The Parliament was declared in terms of Section 27 of the National Heritage Resources Act (No. 25 of 1999), due to its historical, aesthetic, scientific and social value to South Africa. The Grade 1 National Heritage Site status is the highest recognition of a heritage site that has qualities so exceptional that they are of special national significance; these as a whole should represent the collective and balanced story of our South African nationhood and reflect a balanced recognition of all areas of our heritage; these are the key sites which best illustrate the events, peoples and systems which have brought us to our current state of nationhood and their loss would significantly diminish the national heritage.

The buildings of Parliament house the legislative capital of South Africa which is composed of the National Assembly and the National Council of Provinces.
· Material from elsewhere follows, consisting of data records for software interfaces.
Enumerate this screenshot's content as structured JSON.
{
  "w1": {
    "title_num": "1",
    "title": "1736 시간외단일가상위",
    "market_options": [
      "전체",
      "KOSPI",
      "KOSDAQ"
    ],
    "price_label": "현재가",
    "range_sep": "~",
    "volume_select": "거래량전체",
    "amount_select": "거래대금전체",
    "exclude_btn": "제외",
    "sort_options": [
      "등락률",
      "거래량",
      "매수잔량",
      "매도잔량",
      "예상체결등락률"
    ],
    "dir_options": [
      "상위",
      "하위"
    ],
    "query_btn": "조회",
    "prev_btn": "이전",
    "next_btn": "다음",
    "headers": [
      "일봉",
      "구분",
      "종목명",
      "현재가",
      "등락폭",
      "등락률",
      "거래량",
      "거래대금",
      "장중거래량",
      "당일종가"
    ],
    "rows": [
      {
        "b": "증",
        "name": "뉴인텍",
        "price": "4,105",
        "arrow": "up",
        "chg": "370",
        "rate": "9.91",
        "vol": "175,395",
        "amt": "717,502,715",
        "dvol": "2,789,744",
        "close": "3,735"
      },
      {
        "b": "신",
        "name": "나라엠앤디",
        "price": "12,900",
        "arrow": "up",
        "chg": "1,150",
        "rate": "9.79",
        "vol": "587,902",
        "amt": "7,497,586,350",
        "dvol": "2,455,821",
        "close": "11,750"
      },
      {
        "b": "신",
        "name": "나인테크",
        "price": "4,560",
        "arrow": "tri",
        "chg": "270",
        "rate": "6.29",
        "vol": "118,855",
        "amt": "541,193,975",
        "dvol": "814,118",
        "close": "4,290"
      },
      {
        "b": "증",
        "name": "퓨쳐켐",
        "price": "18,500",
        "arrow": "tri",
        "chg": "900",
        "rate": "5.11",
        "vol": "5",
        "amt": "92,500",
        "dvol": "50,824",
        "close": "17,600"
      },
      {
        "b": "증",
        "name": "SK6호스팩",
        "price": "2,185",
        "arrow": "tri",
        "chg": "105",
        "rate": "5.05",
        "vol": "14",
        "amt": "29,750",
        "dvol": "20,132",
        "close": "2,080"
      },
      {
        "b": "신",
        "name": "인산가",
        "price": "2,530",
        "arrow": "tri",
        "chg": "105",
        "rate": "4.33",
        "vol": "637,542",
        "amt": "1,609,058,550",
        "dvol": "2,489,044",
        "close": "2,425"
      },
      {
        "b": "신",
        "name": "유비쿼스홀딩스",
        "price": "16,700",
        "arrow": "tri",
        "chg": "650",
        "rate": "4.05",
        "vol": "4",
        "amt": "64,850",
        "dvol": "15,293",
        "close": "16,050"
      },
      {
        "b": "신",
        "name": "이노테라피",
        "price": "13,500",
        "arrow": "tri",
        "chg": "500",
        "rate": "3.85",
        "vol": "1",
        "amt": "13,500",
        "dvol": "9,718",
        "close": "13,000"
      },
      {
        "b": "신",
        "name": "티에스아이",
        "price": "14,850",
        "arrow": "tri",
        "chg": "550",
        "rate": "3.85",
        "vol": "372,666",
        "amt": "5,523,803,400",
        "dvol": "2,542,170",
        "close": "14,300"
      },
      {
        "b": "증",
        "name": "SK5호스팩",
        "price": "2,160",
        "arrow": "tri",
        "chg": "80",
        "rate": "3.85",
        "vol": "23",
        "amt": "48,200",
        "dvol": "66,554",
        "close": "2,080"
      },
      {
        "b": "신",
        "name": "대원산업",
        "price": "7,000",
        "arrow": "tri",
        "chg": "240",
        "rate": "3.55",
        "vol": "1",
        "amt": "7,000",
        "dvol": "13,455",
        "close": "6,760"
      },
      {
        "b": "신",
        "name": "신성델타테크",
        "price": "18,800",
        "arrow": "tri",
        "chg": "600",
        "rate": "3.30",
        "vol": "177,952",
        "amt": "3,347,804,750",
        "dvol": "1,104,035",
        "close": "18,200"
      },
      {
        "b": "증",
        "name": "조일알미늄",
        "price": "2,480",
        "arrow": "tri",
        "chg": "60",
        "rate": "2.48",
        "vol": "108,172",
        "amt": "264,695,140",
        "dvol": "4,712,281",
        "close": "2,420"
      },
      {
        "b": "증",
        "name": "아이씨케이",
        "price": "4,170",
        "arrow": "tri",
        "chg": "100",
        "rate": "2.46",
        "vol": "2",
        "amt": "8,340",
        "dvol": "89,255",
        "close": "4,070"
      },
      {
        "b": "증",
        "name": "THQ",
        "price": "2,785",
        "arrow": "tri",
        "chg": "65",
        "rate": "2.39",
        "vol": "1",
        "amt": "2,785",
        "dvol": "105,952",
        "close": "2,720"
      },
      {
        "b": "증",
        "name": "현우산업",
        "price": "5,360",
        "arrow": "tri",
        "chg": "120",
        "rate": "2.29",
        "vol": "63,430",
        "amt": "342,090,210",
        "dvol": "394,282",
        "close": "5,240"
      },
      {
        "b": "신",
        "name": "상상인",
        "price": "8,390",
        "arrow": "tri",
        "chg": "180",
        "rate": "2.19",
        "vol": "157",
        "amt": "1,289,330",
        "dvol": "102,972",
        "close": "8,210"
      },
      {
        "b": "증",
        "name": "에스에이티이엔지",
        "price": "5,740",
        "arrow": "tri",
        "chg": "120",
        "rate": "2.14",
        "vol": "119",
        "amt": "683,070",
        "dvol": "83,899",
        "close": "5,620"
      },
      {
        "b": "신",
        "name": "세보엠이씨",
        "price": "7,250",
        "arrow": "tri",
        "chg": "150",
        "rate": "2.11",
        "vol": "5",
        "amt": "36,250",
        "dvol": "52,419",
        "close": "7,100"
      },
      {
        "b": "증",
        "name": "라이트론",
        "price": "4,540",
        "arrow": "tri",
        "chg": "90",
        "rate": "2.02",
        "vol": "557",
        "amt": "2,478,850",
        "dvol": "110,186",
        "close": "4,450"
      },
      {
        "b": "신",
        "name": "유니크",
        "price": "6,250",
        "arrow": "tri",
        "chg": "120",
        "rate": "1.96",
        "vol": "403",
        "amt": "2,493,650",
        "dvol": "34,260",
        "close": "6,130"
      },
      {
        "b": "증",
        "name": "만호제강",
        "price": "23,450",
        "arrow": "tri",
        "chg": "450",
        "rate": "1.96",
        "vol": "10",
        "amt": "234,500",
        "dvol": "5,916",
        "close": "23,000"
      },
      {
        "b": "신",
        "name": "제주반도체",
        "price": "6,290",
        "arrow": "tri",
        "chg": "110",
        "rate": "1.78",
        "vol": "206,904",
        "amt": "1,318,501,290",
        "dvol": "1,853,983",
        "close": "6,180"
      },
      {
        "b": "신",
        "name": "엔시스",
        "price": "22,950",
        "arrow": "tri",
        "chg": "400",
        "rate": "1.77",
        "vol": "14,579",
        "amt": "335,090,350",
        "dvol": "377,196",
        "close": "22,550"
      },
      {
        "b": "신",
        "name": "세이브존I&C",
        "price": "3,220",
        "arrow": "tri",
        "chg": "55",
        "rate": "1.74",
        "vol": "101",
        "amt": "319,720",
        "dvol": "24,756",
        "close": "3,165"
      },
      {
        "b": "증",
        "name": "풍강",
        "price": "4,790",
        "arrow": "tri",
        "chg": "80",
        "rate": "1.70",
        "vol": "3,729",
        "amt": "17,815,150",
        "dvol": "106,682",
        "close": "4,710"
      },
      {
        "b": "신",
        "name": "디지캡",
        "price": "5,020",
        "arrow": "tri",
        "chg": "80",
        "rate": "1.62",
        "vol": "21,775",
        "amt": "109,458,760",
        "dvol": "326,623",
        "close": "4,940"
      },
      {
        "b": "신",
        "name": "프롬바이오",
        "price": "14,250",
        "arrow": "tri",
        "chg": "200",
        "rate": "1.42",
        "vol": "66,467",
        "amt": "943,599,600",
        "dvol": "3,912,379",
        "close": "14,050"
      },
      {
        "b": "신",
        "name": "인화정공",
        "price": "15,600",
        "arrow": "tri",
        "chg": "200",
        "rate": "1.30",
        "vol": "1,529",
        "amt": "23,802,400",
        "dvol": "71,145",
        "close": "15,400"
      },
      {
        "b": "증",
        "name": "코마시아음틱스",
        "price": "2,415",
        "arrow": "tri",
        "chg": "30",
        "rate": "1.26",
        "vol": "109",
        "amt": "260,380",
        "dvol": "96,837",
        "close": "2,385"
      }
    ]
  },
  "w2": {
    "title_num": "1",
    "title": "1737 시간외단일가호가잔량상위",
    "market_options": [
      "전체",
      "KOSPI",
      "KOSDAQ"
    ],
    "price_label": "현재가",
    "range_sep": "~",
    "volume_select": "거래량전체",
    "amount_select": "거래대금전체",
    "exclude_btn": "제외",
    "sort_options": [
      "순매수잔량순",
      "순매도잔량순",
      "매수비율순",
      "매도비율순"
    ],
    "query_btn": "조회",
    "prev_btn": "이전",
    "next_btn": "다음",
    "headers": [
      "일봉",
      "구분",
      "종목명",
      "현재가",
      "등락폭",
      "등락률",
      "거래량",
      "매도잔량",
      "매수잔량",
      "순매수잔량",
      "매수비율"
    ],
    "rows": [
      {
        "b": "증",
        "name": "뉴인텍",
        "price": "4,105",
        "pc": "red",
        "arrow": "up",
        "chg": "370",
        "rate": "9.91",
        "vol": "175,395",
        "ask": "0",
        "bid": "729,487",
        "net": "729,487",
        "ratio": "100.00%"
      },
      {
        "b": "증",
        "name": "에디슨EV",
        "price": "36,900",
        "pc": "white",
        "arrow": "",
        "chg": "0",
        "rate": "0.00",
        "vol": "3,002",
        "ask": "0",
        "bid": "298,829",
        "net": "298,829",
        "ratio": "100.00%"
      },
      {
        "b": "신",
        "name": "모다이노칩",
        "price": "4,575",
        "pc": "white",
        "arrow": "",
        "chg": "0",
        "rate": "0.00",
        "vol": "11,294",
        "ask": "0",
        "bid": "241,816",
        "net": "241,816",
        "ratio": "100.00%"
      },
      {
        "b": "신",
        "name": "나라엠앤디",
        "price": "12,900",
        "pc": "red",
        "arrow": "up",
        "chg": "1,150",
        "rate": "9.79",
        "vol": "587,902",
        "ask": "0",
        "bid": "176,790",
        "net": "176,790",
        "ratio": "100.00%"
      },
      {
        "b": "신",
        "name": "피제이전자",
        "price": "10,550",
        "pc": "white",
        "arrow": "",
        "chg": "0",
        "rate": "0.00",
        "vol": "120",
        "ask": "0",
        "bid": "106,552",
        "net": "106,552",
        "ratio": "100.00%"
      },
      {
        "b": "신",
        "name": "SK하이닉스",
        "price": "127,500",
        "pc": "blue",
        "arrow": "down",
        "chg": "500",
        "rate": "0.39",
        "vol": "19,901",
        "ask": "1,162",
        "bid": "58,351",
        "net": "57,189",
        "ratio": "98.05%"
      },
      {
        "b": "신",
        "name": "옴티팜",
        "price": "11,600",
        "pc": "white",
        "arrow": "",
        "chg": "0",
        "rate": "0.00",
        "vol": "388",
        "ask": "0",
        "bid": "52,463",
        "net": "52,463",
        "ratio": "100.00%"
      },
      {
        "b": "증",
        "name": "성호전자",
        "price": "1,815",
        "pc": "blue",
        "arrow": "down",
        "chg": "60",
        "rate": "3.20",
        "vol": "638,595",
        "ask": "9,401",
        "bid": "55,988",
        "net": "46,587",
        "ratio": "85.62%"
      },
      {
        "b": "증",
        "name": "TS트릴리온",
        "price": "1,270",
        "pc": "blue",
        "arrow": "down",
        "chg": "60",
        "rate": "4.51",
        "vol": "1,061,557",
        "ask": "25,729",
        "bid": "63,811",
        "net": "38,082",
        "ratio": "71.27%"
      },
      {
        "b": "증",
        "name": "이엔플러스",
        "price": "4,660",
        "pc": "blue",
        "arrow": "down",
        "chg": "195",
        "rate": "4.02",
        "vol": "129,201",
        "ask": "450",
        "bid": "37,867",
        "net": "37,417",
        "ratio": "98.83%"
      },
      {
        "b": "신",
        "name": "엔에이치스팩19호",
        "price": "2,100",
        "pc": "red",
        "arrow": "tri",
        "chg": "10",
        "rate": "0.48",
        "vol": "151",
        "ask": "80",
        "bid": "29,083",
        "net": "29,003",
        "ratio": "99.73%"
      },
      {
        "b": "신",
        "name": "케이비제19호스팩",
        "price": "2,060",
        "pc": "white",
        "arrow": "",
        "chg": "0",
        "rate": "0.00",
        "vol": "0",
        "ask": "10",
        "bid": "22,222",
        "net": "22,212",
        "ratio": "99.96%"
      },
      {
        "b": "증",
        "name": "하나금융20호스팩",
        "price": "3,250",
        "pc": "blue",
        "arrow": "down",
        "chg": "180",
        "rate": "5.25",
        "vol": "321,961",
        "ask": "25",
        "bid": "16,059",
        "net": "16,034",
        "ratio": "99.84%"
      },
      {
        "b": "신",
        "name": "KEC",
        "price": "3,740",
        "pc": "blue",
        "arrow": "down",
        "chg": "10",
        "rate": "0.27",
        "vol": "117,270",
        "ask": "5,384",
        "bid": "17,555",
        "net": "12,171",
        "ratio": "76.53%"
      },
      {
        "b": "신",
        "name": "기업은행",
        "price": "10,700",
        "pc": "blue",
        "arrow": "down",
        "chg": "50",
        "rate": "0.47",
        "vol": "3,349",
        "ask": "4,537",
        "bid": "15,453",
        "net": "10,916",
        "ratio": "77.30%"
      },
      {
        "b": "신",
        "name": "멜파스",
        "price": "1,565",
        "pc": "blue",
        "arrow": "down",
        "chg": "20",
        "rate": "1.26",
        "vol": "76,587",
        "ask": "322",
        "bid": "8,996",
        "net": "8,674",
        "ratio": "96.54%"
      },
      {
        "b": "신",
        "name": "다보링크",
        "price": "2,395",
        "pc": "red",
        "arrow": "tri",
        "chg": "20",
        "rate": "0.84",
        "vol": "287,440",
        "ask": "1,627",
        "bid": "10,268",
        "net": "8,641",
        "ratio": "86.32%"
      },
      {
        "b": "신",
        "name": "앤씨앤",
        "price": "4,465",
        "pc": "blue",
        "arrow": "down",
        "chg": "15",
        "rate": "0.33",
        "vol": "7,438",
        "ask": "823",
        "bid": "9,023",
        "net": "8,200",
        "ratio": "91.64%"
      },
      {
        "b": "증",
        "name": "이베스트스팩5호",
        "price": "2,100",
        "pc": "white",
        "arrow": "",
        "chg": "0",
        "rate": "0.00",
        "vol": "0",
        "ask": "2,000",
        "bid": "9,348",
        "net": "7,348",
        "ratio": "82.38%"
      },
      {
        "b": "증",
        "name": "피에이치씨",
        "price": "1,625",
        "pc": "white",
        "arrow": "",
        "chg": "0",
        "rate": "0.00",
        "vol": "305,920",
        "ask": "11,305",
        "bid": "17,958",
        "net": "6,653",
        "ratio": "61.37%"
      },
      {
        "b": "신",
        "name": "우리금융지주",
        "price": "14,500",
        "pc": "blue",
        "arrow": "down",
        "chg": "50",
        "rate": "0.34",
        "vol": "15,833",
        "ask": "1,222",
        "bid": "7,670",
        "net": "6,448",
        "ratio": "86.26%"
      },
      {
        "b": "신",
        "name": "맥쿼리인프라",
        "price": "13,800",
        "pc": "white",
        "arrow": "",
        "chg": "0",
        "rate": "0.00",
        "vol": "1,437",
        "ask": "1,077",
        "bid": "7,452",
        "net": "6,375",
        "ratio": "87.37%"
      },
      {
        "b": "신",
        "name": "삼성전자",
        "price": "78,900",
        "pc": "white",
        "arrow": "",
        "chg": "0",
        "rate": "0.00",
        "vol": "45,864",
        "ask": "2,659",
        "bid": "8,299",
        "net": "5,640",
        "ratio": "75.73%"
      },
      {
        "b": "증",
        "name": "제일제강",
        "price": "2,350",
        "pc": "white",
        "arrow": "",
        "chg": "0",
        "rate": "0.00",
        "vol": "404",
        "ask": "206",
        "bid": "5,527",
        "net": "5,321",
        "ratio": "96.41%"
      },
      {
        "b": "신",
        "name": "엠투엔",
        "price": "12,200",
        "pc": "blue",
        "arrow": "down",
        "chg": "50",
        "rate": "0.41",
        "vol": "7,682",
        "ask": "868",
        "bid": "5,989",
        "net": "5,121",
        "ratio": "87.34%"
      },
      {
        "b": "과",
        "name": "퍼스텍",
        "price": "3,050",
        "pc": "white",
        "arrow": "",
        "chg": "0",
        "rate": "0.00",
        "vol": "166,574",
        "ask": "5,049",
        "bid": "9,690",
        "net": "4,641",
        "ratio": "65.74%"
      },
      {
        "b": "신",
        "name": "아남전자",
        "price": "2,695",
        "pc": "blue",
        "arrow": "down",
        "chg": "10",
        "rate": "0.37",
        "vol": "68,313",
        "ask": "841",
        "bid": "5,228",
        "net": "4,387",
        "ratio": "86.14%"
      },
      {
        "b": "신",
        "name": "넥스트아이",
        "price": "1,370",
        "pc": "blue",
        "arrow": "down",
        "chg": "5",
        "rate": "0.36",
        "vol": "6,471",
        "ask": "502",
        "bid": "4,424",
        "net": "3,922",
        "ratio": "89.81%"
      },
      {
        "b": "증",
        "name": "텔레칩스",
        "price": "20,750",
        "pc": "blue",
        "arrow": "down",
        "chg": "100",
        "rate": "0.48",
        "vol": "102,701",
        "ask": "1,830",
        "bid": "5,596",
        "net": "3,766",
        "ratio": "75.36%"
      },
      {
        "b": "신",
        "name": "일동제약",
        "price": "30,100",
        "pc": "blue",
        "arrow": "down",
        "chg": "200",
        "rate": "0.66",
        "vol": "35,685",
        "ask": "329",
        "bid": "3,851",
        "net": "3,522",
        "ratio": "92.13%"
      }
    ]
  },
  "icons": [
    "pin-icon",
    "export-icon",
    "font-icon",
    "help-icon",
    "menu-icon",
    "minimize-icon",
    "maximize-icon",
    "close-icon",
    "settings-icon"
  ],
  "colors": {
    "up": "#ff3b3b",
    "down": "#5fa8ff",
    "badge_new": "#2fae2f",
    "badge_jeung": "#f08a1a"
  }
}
Historically, the Parliament has undergone various changes and transformation from 1910 to 1994, changes which in 1994, culminated to a democratic, non-racial and inclusive participatory democracy for all South Africans.

These buildings also present exceptional architectural qualities which compares with the stature of the Union Buildings in Pretoria. The oldest section of the Buildings of Parliament, which today houses the National Council of Provinces, was completed in 1885. With the Unification of South Africa in 1910, a building was added to the original 1885 building and a new Chamber was built for the Union Parliament.  It was used for this purpose until 1961 when South Africa became a Republic and it was in this Old Assembly dining room that the former British Prime Minister Harold MacMillan made his famous “Wind of Change” speech on 3 February 1960 – a historically important address that signalled clearly that the Conservative-controlled British Government intended to grant independence to many of its territories in Africa.

The aesthetic value of the design of the building and precinct emanated from a competition held in 1873 and it forms an imposing classical Victorian Building whose foundation was laid on the 12th May 1975 by the Governor, Sir Henry Barkly.

The scientific value of the site reveals the Company Gardens and its prehistoric vegetable garden used for replenishing stations; a reminder of the first European settlement at the Cape and the introduction of alien vegetation, which is now part of this unique cultural landscape, layered with a range of historical moments relating back to watercourses and primordial people’s use of this space. This has become valuable in terms of research, teaching and as a benchmarking site.

In terms of Rarity, the Parliamentary precinct and buildings are ensconced as part of a special landscape and demonstrates a distinctive way of life, custom, process, land-use, function and a unique design clearly of exceptional interest to the nation, which could be viewed as a cultural precinct.

According to the CEO of SAHRA, Mr Peter Mokwena, “ In celebrating our 20 years of freedom and democracy, the declaration of the Parliament as a National Heritage Site is yet another opportunity to celebrate our story as a country. Our heritage is as rich and diverse as our many languages, cultures and people. As SAHRA the 20 year celebrations are the beginning of another journey towards protecting and preserving our collective national memory”.